* Establish clear ground rules so that pupils understand that using computers is not a "play lesson". If you wouldn't allow them to listen to personal stereos during a non-ICT lesson, don't let them listen to music on the laptop.
* Have a clear routine: I get pupils to log on and then push the screens down (or turn them off on desktops) while they load up. Use this time to introduce the lesson.
* Have an online starter available that students can use independently if you need to sort out any problems such as forgotten passwords. I use WordLab on www.englishonline.co.uk
* If you want to talk to the class, ensure they turn their screens off or push them down. It takes a second but avoids distractions.
* Avoid using laptops to type up written work. They can be far better used structuring the writing.
* If the internet or network is essential for your lesson, do have a back-up idea so that you're not stuck if you lose access.
* Try activities yourself first so that you are able to demonstrate them.
It's often a good idea to try them on one of the computers that students will be using.
* Do get the students to save work regularly.
* Don't try to reinvent the wheel. Share ideas and resources.

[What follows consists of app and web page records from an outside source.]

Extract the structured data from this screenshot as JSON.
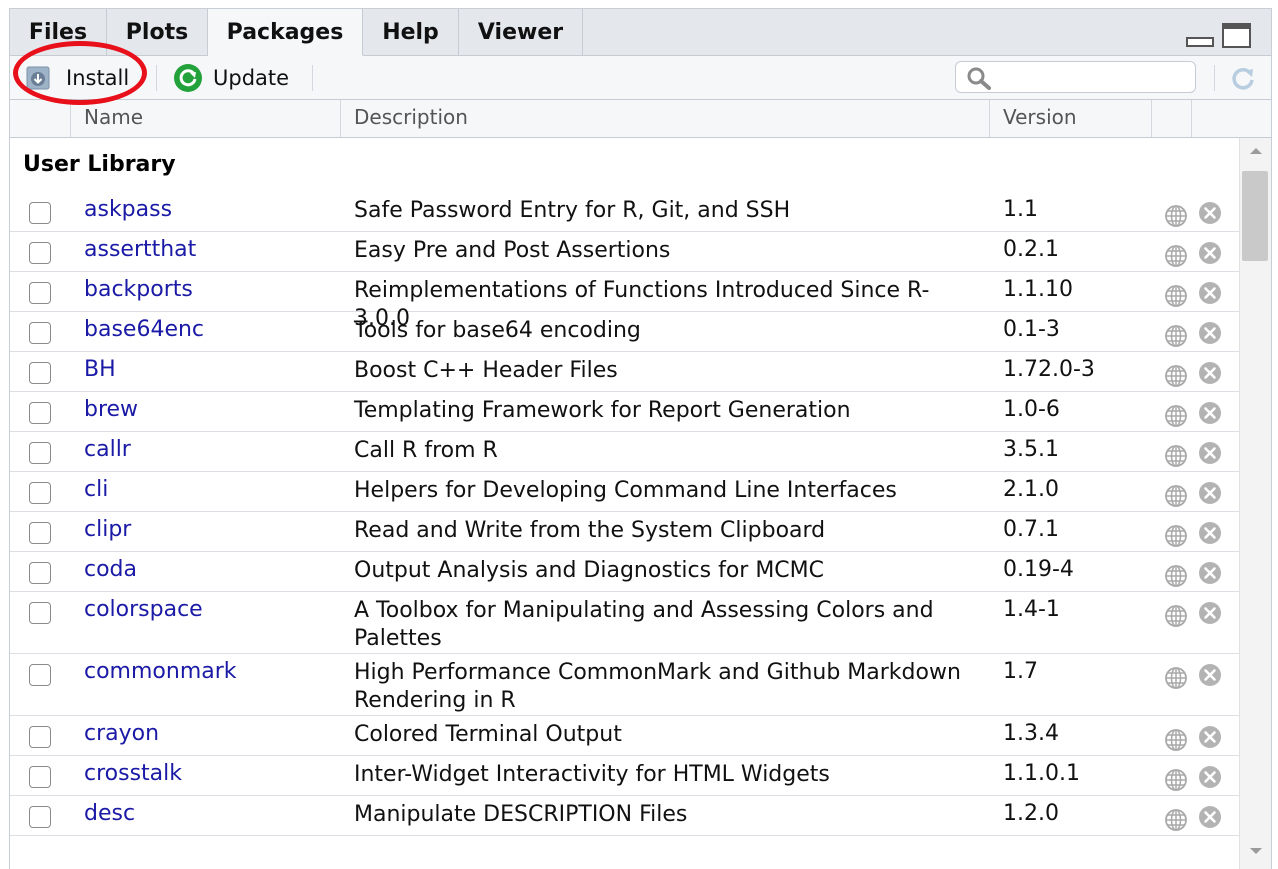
{
  "tabs": [
    {
      "label": "Files",
      "active": false
    },
    {
      "label": "Plots",
      "active": false
    },
    {
      "label": "Packages",
      "active": true
    },
    {
      "label": "Help",
      "active": false
    },
    {
      "label": "Viewer",
      "active": false
    }
  ],
  "toolbar": {
    "install_label": "Install",
    "update_label": "Update",
    "search_placeholder": "",
    "refresh_icon": "refresh-icon"
  },
  "columns": {
    "name": "Name",
    "description": "Description",
    "version": "Version"
  },
  "library_header": "User Library",
  "packages": [
    {
      "name": "askpass",
      "description": "Safe Password Entry for R, Git, and SSH",
      "version": "1.1"
    },
    {
      "name": "assertthat",
      "description": "Easy Pre and Post Assertions",
      "version": "0.2.1"
    },
    {
      "name": "backports",
      "description": "Reimplementations of Functions Introduced Since R-3.0.0",
      "version": "1.1.10"
    },
    {
      "name": "base64enc",
      "description": "Tools for base64 encoding",
      "version": "0.1-3"
    },
    {
      "name": "BH",
      "description": "Boost C++ Header Files",
      "version": "1.72.0-3"
    },
    {
      "name": "brew",
      "description": "Templating Framework for Report Generation",
      "version": "1.0-6"
    },
    {
      "name": "callr",
      "description": "Call R from R",
      "version": "3.5.1"
    },
    {
      "name": "cli",
      "description": "Helpers for Developing Command Line Interfaces",
      "version": "2.1.0"
    },
    {
      "name": "clipr",
      "description": "Read and Write from the System Clipboard",
      "version": "0.7.1"
    },
    {
      "name": "coda",
      "description": "Output Analysis and Diagnostics for MCMC",
      "version": "0.19-4"
    },
    {
      "name": "colorspace",
      "description": "A Toolbox for Manipulating and Assessing Colors and Palettes",
      "version": "1.4-1"
    },
    {
      "name": "commonmark",
      "description": "High Performance CommonMark and Github Markdown Rendering in R",
      "version": "1.7"
    },
    {
      "name": "crayon",
      "description": "Colored Terminal Output",
      "version": "1.3.4"
    },
    {
      "name": "crosstalk",
      "description": "Inter-Widget Interactivity for HTML Widgets",
      "version": "1.1.0.1"
    },
    {
      "name": "desc",
      "description": "Manipulate DESCRIPTION Files",
      "version": "1.2.0"
    }
  ],
  "colors": {
    "link": "#1a1aa6",
    "highlight": "#e8101a",
    "update_green": "#23a13a"
  }
}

www.teachit.co.uk has a massive resource bank and is developing a wealth of onscreen resources that would suit whole-class teaching. You can also ask for advice on the discussion board. NATE and englishonline also have loads of advice for using ICT.